» Work request: Would you write out the records below exactly as given?

[Entries from a dataset of interfaces]
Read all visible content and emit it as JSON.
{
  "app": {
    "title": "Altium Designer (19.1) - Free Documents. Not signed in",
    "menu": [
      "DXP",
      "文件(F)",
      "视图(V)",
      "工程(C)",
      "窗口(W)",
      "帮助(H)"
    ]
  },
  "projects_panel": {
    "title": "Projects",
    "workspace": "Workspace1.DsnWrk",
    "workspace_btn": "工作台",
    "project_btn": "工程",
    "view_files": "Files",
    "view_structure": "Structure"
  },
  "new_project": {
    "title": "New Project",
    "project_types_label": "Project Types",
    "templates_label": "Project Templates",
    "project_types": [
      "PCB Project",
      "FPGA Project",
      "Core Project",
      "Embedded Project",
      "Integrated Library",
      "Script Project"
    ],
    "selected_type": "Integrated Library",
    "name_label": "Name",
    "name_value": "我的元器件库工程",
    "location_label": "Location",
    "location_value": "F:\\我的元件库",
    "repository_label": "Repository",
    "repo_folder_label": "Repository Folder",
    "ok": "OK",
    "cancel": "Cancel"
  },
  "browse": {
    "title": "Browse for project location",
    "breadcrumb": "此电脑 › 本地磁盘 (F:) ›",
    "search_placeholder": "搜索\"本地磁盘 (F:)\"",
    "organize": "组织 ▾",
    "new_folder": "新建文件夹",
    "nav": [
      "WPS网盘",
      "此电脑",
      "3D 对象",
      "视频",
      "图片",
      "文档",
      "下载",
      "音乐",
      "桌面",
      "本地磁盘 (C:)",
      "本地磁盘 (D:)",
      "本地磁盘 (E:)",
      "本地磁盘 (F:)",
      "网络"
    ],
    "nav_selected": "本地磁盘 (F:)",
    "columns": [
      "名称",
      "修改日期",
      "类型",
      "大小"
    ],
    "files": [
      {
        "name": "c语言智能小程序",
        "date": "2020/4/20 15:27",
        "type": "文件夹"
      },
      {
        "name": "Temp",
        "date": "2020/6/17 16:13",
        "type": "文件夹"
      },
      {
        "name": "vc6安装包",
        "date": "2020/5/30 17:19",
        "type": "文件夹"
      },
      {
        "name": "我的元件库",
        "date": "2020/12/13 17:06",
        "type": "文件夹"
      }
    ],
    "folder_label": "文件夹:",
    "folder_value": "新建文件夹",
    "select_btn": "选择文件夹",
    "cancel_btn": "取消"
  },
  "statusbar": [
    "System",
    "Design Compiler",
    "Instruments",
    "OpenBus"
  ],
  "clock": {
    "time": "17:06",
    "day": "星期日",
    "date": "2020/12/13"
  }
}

» Response to the exercise:
Read all visible content and emit it as JSON.
{
  "app": {
    "title": "Altium Designer (19.1) - Free Documents. Not signed in",
    "menu": [
      "DXP",
      "文件(F)",
      "视图(V)",
      "工程(C)",
      "窗口(W)",
      "帮助(H)"
    ]
  },
  "projects_panel": {
    "title": "Projects",
    "workspace": "Workspace1.DsnWrk",
    "workspace_btn": "工作台",
    "project_btn": "工程",
    "view_files": "Files",
    "view_structure": "Structure"
  },
  "new_project": {
    "title": "New Project",
    "project_types_label": "Project Types",
    "templates_label": "Project Templates",
    "project_types": [
      "PCB Project",
      "FPGA Project",
      "Core Project",
      "Embedded Project",
      "Integrated Library",
      "Script Project"
    ],
    "selected_type": "Integrated Library",
    "name_label": "Name",
    "name_value": "我的元器件库工程",
    "location_label": "Location",
    "location_value": "F:\\我的元件库",
    "repository_label": "Repository",
    "repo_folder_label": "Repository Folder",
    "ok": "OK",
    "cancel": "Cancel"
  },
  "browse": {
    "title": "Browse for project location",
    "breadcrumb": "此电脑 › 本地磁盘 (F:) ›",
    "search_placeholder": "搜索\"本地磁盘 (F:)\"",
    "organize": "组织 ▾",
    "new_folder": "新建文件夹",
    "nav": [
      "WPS网盘",
      "此电脑",
      "3D 对象",
      "视频",
      "图片",
      "文档",
      "下载",
      "音乐",
      "桌面",
      "本地磁盘 (C:)",
      "本地磁盘 (D:)",
      "本地磁盘 (E:)",
      "本地磁盘 (F:)",
      "网络"
    ],
    "nav_selected": "本地磁盘 (F:)",
    "columns": [
      "名称",
      "修改日期",
      "类型",
      "大小"
    ],
    "files": [
      {
        "name": "c语言智能小程序",
        "date": "2020/4/20 15:27",
        "type": "文件夹"
      },
      {
        "name": "Temp",
        "date": "2020/6/17 16:13",
        "type": "文件夹"
      },
      {
        "name": "vc6安装包",
        "date": "2020/5/30 17:19",
        "type": "文件夹"
      },
      {
        "name": "我的元件库",
        "date": "2020/12/13 17:06",
        "type": "文件夹"
      }
    ],
    "folder_label": "文件夹:",
    "folder_value": "新建文件夹",
    "select_btn": "选择文件夹",
    "cancel_btn": "取消"
  },
  "statusbar": [
    "System",
    "Design Compiler",
    "Instruments",
    "OpenBus"
  ],
  "clock": {
    "time": "17:06",
    "day": "星期日",
    "date": "2020/12/13"
  }
}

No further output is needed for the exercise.